3. A&D specifiers are always striving to engineer projects to be as sustainable as possible. While LEED certification isn’t necessarily always the goal, specifiers do want to be able to tell a positive sustainability story about the materials used in the project.  
4. Any industry or company hoping to win over Millennial and Generation Z designers and consumers must start the conversation by answering the question, “How is your product helping to save the world?” If they can’t answer that, the conversation is effectively over. 

Easy answers

Here’s a bare-bones version of the materials story that needs to be told by everyone who makes, sells and uses composite wood decorative panels:  
  • Composite wood panels begin life as a recycled product. When trees are harvested for lumber and flooring, half of that wood fiber is left on the forest floor. We use over 99 percent of that leftover fiber in our panels. The tiny bit still left over becomes fuel for heating our plants and kilns.
  • These panels are naturally “climate positive.” Trees absorb carbon from the atmosphere as they grow. Half of the chemical makeup of wood is stored carbon, which isn’t released until it decomposes or burns. Composite wood panels store more carbon than is released in its production. This is the definition of climate positive.
  • Decorative composite wood panels outlast solid wood in tough applications. The longer our materials are in use, the longer that carbon is stored, or “sequestered.” And we’re not wasting energy making and installing replacements. 
  • We help maintain healthy forest ecosystems. North America’s lumber-producing snow forests are designed by nature to regrow after being decimated by fire or insects every 40 years or so. Well-intentioned humans have interrupted these cycles to protect property. Modern FSC forest management restores these cycles by harvesting plots of older trees before they lose their ability to absorb carbon and produce oxygen. The resulting open meadows are perfect for the next generation of young, healthy trees.  
  • Decorative surfaces save rare and fragile hardwoods. We’re not saying never use solid wood or veneers. Just don’t use them in high-use settings where they’ll quickly fail. Like elevator cabs.  
  • Our panels release less formaldehyde than natural wood, or a bowl of fruit. Formaldehyde is an organic compound, produced and released by every living thing. CARB II limits are the most stringent in the world. Our panels literally emit less formaldehyde than you would encounter walking through a forest. 
We’re just barely scratching the surface here. Expect to see more detail in these pages throughout 2020. And be ready for a major messaging initiative targeting commercial interior designers, and consumers.
This is what we want you to know: Designing and building with composite wood decorative panels truly makes the world a better place. We are waste wood made good. We are climate positive now. 
Material Intelligence Founder Kenn Busch creates certified educational content on materials for architects and interior designers. He also covers the major materials and design fairs in Europe for the A&D and manufacturing communities and organizes the TCM North America Decorative Surfaces Conference. MaterialIntelligence.com

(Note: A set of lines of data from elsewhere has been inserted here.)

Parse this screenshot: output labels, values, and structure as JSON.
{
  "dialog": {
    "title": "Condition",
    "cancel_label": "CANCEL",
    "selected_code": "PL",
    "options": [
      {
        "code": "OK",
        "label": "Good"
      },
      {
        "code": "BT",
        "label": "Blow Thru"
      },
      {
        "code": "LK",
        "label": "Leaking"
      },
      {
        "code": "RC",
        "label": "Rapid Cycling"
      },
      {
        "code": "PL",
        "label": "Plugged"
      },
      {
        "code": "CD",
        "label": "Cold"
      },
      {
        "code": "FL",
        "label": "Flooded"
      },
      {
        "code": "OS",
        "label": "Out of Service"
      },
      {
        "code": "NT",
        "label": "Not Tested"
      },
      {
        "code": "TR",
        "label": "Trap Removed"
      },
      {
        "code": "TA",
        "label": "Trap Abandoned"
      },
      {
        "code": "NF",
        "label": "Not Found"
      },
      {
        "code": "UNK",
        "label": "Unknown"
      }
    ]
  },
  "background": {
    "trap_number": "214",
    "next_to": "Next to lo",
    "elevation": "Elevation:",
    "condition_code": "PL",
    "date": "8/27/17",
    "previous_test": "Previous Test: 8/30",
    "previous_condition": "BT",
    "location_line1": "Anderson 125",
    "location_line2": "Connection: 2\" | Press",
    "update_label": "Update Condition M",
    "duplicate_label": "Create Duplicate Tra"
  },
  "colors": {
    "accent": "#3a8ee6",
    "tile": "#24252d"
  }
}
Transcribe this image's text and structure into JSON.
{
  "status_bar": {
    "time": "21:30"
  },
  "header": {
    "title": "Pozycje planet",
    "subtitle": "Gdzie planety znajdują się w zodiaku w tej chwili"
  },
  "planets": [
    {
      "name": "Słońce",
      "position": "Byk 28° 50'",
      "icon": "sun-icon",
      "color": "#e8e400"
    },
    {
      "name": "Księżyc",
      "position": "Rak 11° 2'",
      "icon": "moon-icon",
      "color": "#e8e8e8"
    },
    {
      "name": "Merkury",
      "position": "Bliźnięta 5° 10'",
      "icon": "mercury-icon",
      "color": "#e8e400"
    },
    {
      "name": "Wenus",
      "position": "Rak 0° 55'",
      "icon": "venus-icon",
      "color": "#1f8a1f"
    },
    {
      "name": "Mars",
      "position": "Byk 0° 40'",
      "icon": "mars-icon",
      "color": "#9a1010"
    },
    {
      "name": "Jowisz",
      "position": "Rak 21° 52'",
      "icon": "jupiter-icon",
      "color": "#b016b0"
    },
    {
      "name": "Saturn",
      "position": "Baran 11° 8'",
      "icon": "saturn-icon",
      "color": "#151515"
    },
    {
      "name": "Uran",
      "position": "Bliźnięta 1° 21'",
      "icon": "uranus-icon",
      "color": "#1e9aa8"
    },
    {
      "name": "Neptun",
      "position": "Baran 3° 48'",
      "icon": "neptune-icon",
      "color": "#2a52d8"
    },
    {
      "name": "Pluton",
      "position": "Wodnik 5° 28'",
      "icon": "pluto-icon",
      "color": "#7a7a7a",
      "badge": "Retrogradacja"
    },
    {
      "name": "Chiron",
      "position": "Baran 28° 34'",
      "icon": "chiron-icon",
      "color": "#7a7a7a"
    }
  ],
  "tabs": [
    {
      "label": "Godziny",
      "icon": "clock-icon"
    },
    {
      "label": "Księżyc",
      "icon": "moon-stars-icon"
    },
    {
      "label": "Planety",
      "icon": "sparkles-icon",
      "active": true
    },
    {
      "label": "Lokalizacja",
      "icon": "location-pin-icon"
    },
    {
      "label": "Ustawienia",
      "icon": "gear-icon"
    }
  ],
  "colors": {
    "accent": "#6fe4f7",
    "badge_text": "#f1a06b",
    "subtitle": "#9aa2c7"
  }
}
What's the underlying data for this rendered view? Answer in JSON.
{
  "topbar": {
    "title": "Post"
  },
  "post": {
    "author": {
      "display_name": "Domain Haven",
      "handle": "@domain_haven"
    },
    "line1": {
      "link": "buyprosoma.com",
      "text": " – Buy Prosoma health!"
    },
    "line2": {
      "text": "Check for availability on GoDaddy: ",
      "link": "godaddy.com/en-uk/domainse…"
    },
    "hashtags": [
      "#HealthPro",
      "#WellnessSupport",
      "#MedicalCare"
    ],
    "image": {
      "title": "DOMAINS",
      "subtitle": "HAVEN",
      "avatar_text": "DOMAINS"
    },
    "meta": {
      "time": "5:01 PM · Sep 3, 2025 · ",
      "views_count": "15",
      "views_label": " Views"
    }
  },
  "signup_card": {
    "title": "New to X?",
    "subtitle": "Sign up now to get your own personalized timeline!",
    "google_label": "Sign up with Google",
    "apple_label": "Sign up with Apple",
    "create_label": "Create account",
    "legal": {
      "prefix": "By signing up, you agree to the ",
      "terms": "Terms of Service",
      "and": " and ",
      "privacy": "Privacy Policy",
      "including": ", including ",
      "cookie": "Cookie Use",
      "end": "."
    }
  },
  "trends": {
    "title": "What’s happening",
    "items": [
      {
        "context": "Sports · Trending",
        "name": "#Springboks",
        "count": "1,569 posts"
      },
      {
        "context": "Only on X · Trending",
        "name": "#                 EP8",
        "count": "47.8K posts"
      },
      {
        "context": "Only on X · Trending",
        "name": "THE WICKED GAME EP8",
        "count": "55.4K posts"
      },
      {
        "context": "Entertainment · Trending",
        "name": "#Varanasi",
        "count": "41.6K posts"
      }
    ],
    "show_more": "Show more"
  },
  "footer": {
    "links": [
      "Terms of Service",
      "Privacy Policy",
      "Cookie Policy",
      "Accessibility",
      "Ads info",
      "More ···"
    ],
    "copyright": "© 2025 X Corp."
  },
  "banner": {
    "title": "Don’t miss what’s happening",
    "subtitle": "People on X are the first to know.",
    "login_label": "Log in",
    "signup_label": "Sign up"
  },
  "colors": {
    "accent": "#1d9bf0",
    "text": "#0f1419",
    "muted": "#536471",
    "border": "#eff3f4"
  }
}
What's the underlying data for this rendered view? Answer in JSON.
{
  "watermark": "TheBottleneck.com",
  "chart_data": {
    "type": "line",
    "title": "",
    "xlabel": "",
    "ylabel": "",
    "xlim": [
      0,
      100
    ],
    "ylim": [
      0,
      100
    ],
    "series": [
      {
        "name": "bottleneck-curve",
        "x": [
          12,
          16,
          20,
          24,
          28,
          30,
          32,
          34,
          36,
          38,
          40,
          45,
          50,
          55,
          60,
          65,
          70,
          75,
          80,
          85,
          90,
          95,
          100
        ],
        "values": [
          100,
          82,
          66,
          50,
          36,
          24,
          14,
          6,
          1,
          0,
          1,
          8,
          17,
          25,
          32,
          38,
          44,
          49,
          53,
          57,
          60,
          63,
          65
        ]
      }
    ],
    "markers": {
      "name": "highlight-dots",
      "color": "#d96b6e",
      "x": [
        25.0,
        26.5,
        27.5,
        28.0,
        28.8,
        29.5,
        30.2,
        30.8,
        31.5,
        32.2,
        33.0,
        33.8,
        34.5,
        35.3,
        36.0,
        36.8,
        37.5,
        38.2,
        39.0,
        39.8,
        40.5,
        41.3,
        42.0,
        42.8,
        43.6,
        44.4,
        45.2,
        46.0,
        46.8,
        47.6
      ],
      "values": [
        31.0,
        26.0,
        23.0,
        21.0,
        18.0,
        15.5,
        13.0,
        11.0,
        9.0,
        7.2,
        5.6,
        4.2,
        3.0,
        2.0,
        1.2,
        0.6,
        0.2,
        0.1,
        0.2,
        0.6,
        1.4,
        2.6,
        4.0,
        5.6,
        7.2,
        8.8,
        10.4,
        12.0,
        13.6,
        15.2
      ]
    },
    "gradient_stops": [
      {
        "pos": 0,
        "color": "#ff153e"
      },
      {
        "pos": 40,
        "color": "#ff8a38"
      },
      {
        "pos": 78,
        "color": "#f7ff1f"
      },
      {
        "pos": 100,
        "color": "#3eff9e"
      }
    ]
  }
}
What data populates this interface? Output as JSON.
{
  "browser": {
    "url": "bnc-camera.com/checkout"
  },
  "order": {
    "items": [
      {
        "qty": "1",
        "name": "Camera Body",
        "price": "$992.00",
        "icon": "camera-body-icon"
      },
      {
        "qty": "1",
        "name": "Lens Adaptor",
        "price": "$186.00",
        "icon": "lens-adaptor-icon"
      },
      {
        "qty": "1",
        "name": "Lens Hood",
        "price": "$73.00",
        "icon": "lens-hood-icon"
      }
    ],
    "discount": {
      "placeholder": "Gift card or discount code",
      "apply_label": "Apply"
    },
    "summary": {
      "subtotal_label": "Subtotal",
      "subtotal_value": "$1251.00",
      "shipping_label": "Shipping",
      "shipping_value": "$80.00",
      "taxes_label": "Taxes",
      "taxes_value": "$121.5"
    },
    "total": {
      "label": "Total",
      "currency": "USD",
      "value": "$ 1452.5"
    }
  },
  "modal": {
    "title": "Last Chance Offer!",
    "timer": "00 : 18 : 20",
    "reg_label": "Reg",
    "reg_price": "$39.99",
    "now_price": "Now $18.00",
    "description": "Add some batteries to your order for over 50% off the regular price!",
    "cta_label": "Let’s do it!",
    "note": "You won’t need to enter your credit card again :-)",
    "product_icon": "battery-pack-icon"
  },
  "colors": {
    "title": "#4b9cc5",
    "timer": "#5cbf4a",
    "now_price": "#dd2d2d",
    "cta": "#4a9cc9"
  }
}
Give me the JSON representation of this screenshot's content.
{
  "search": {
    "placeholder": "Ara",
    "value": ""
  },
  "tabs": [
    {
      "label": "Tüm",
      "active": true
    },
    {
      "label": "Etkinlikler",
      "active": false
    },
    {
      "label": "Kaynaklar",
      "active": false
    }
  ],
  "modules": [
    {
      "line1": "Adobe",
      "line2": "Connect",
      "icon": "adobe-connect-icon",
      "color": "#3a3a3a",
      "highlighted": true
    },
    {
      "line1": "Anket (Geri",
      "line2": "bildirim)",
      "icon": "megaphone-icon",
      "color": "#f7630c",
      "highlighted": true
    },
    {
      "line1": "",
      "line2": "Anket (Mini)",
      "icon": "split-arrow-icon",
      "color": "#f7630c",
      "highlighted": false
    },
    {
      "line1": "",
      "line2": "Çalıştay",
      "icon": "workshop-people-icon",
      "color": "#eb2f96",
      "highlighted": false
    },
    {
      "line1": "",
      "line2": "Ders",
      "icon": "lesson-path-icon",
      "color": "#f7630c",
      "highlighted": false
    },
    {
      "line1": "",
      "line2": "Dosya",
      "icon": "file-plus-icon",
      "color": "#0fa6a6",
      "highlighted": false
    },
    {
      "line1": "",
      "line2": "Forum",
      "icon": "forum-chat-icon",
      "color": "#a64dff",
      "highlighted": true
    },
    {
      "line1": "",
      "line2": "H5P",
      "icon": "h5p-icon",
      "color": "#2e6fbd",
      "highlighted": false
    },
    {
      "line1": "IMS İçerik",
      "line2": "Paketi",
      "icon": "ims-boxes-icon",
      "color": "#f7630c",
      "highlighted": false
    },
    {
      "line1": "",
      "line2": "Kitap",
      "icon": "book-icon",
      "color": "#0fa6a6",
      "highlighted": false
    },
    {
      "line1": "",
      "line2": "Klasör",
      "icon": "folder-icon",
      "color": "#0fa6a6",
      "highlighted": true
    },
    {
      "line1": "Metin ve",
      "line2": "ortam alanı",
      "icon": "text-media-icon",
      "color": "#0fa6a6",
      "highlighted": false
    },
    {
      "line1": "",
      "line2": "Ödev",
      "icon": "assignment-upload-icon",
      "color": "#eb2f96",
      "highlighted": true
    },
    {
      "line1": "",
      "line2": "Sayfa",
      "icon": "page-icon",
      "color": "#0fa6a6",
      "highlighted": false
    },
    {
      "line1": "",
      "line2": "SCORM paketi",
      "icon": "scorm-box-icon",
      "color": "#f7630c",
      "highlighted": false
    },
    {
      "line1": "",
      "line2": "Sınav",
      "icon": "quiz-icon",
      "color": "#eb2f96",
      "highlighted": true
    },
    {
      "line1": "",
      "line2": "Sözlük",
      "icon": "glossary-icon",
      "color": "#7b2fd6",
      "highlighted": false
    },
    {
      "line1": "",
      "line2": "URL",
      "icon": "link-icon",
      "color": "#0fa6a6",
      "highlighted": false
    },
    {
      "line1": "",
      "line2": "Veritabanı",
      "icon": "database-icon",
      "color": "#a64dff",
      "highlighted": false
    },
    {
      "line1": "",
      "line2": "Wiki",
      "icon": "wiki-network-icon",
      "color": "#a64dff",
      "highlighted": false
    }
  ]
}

Have something to say? Share your thoughts with us in the comments below.

Profile picture for user kennbusch
About the author
Kenn Busch

Material Intelligence organizes educational material exhibits like the Materials Pavilion at NeoCon, creates certified educational content on materials for architects and interior designers, and collaborates with design educators and students to nurture new thinking about materials and materiality. Founder Kenn Busch also covers the major materials and design fairs in Europe for the A&D and manufacturing communities, and organizes the TCM North America Decorative Surfaces Conference. www.MaterialIntelligence.com